• What you need to do
Pictures aside, return all of the records exactly as they stand.

• Data records
▬▬▬

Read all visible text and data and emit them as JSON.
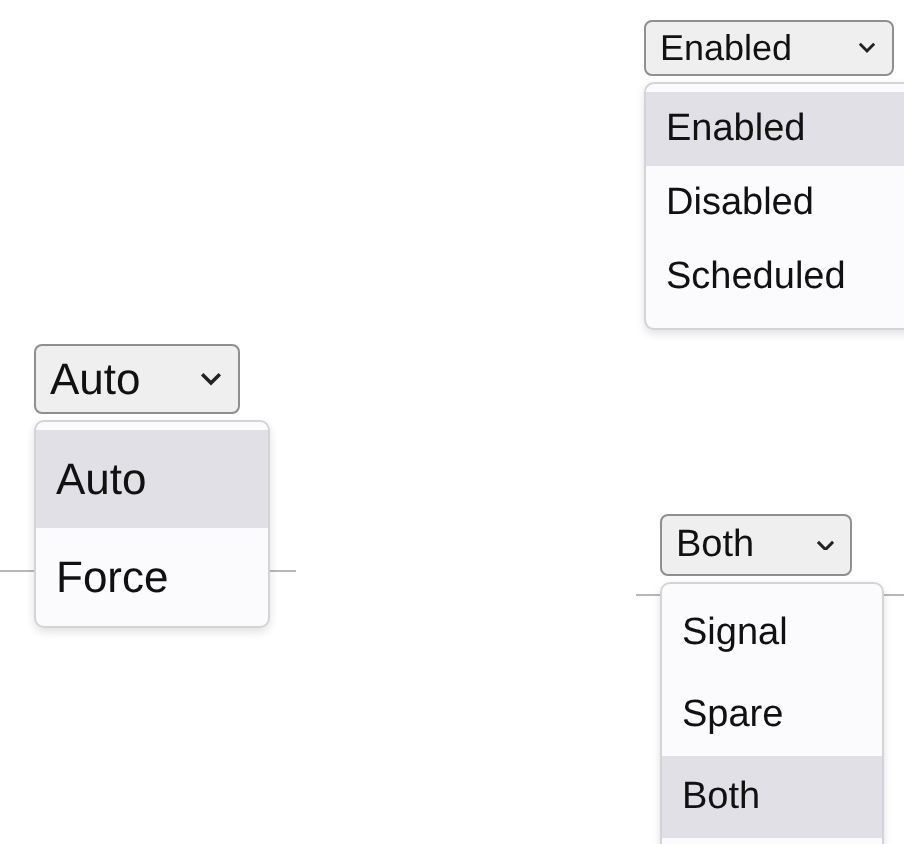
{
  "dropdowns": [
    {
      "value": "Enabled",
      "options": [
        {
          "label": "Enabled",
          "selected": true
        },
        {
          "label": "Disabled",
          "selected": false
        },
        {
          "label": "Scheduled",
          "selected": false
        }
      ]
    },
    {
      "value": "Auto",
      "options": [
        {
          "label": "Auto",
          "selected": true
        },
        {
          "label": "Force",
          "selected": false
        }
      ]
    },
    {
      "value": "Both",
      "options": [
        {
          "label": "Signal",
          "selected": false
        },
        {
          "label": "Spare",
          "selected": false
        },
        {
          "label": "Both",
          "selected": true
        }
      ]
    }
  ]
}
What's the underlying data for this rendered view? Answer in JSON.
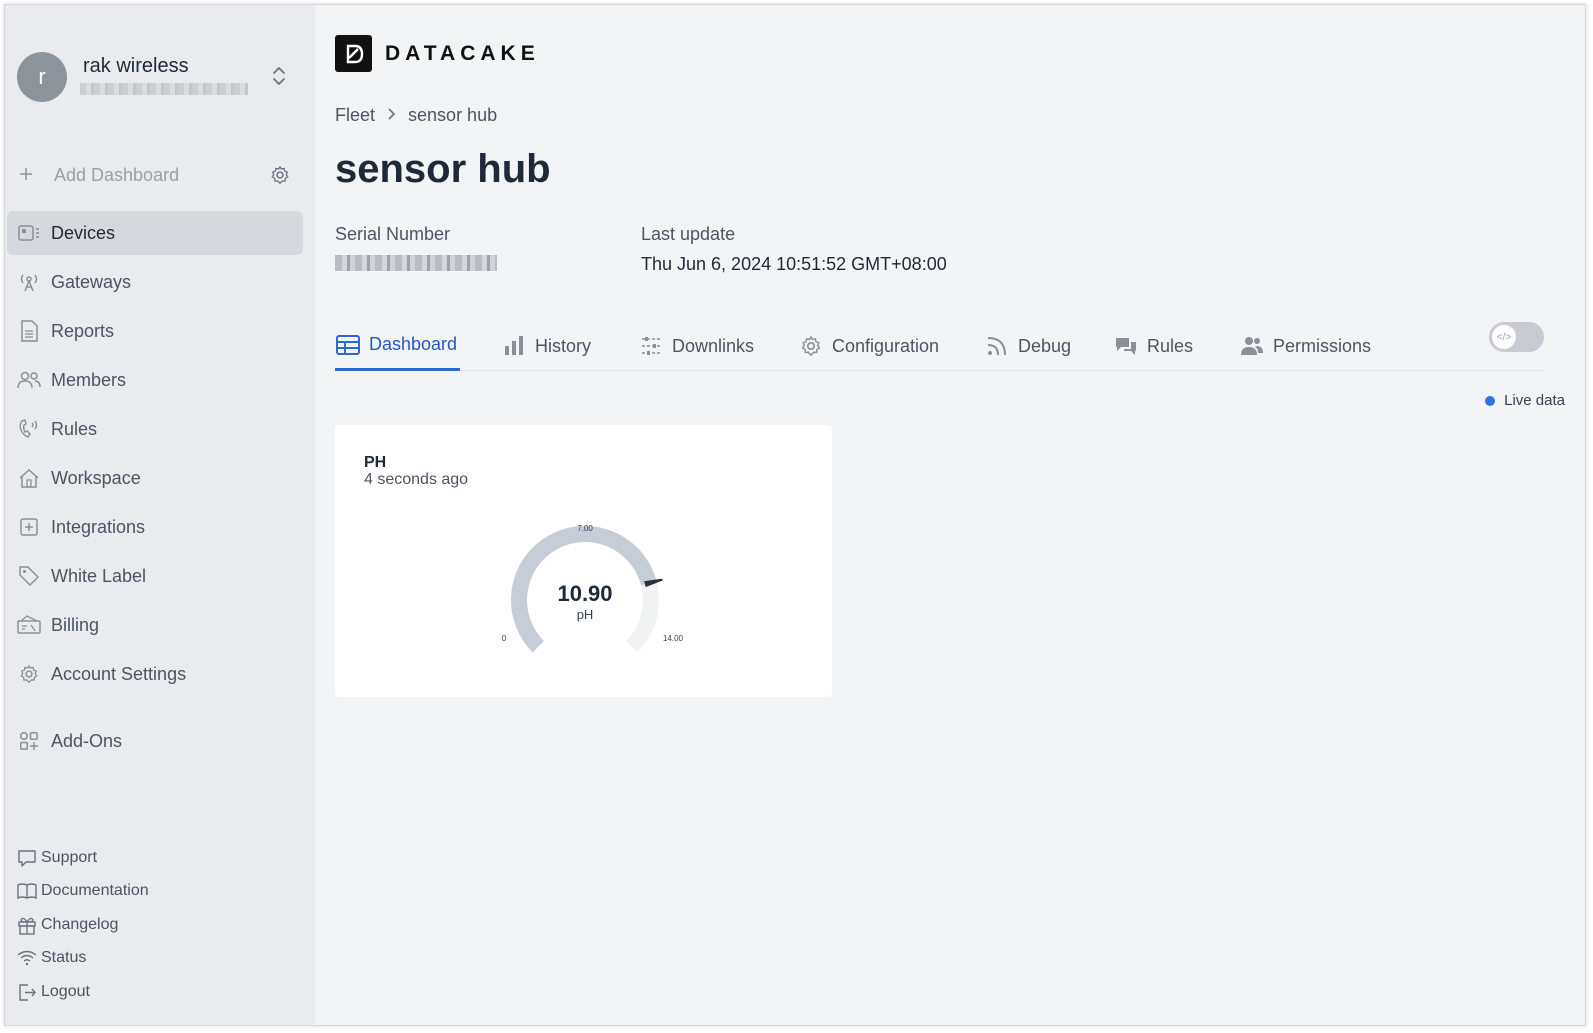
{
  "org": {
    "avatar_letter": "r",
    "name": "rak wireless"
  },
  "sidebar": {
    "add_dashboard": "Add Dashboard",
    "items": [
      {
        "label": "Devices",
        "icon": "devices-icon",
        "active": true
      },
      {
        "label": "Gateways",
        "icon": "gateway-icon"
      },
      {
        "label": "Reports",
        "icon": "report-icon"
      },
      {
        "label": "Members",
        "icon": "members-icon"
      },
      {
        "label": "Rules",
        "icon": "rules-icon"
      },
      {
        "label": "Workspace",
        "icon": "workspace-icon"
      },
      {
        "label": "Integrations",
        "icon": "integrations-icon"
      },
      {
        "label": "White Label",
        "icon": "tag-icon"
      },
      {
        "label": "Billing",
        "icon": "billing-icon"
      },
      {
        "label": "Account Settings",
        "icon": "gear-icon"
      }
    ],
    "addons": {
      "label": "Add-Ons",
      "icon": "addons-icon"
    },
    "footer": [
      {
        "label": "Support",
        "icon": "chat-icon"
      },
      {
        "label": "Documentation",
        "icon": "book-icon"
      },
      {
        "label": "Changelog",
        "icon": "gift-icon"
      },
      {
        "label": "Status",
        "icon": "wifi-icon"
      },
      {
        "label": "Logout",
        "icon": "logout-icon"
      }
    ]
  },
  "main": {
    "logo_text": "DATACAKE",
    "breadcrumb": {
      "root": "Fleet",
      "current": "sensor hub"
    },
    "title": "sensor hub",
    "serial_label": "Serial Number",
    "last_update_label": "Last update",
    "last_update_value": "Thu Jun 6, 2024 10:51:52 GMT+08:00",
    "tabs": [
      {
        "label": "Dashboard",
        "icon": "table-icon",
        "active": true
      },
      {
        "label": "History",
        "icon": "bar-chart-icon"
      },
      {
        "label": "Downlinks",
        "icon": "sliders-icon"
      },
      {
        "label": "Configuration",
        "icon": "gear-icon"
      },
      {
        "label": "Debug",
        "icon": "rss-icon"
      },
      {
        "label": "Rules",
        "icon": "comments-icon"
      },
      {
        "label": "Permissions",
        "icon": "users-icon"
      }
    ],
    "live_label": "Live data",
    "colors": {
      "accent": "#2f66d0",
      "live_dot": "#2f76e5"
    }
  },
  "widget": {
    "title": "PH",
    "subtitle": "4 seconds ago",
    "gauge": {
      "value": 10.9,
      "value_label": "10.90",
      "unit": "pH",
      "min": 0,
      "max": 14,
      "min_label": "0",
      "mid_label": "7.00",
      "max_label": "14.00"
    }
  }
}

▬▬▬

• Reply to the task
Read all visible text and data and emit them as JSON.
{
  "dropdowns": [
    {
      "value": "Enabled",
      "options": [
        {
          "label": "Enabled",
          "selected": true
        },
        {
          "label": "Disabled",
          "selected": false
        },
        {
          "label": "Scheduled",
          "selected": false
        }
      ]
    },
    {
      "value": "Auto",
      "options": [
        {
          "label": "Auto",
          "selected": true
        },
        {
          "label": "Force",
          "selected": false
        }
      ]
    },
    {
      "value": "Both",
      "options": [
        {
          "label": "Signal",
          "selected": false
        },
        {
          "label": "Spare",
          "selected": false
        },
        {
          "label": "Both",
          "selected": true
        }
      ]
    }
  ]
}
What's the underlying data for this rendered view? Answer in JSON.
{
  "org": {
    "avatar_letter": "r",
    "name": "rak wireless"
  },
  "sidebar": {
    "add_dashboard": "Add Dashboard",
    "items": [
      {
        "label": "Devices",
        "icon": "devices-icon",
        "active": true
      },
      {
        "label": "Gateways",
        "icon": "gateway-icon"
      },
      {
        "label": "Reports",
        "icon": "report-icon"
      },
      {
        "label": "Members",
        "icon": "members-icon"
      },
      {
        "label": "Rules",
        "icon": "rules-icon"
      },
      {
        "label": "Workspace",
        "icon": "workspace-icon"
      },
      {
        "label": "Integrations",
        "icon": "integrations-icon"
      },
      {
        "label": "White Label",
        "icon": "tag-icon"
      },
      {
        "label": "Billing",
        "icon": "billing-icon"
      },
      {
        "label": "Account Settings",
        "icon": "gear-icon"
      }
    ],
    "addons": {
      "label": "Add-Ons",
      "icon": "addons-icon"
    },
    "footer": [
      {
        "label": "Support",
        "icon": "chat-icon"
      },
      {
        "label": "Documentation",
        "icon": "book-icon"
      },
      {
        "label": "Changelog",
        "icon": "gift-icon"
      },
      {
        "label": "Status",
        "icon": "wifi-icon"
      },
      {
        "label": "Logout",
        "icon": "logout-icon"
      }
    ]
  },
  "main": {
    "logo_text": "DATACAKE",
    "breadcrumb": {
      "root": "Fleet",
      "current": "sensor hub"
    },
    "title": "sensor hub",
    "serial_label": "Serial Number",
    "last_update_label": "Last update",
    "last_update_value": "Thu Jun 6, 2024 10:51:52 GMT+08:00",
    "tabs": [
      {
        "label": "Dashboard",
        "icon": "table-icon",
        "active": true
      },
      {
        "label": "History",
        "icon": "bar-chart-icon"
      },
      {
        "label": "Downlinks",
        "icon": "sliders-icon"
      },
      {
        "label": "Configuration",
        "icon": "gear-icon"
      },
      {
        "label": "Debug",
        "icon": "rss-icon"
      },
      {
        "label": "Rules",
        "icon": "comments-icon"
      },
      {
        "label": "Permissions",
        "icon": "users-icon"
      }
    ],
    "live_label": "Live data",
    "colors": {
      "accent": "#2f66d0",
      "live_dot": "#2f76e5"
    }
  },
  "widget": {
    "title": "PH",
    "subtitle": "4 seconds ago",
    "gauge": {
      "value": 10.9,
      "value_label": "10.90",
      "unit": "pH",
      "min": 0,
      "max": 14,
      "min_label": "0",
      "mid_label": "7.00",
      "max_label": "14.00"
    }
  }
}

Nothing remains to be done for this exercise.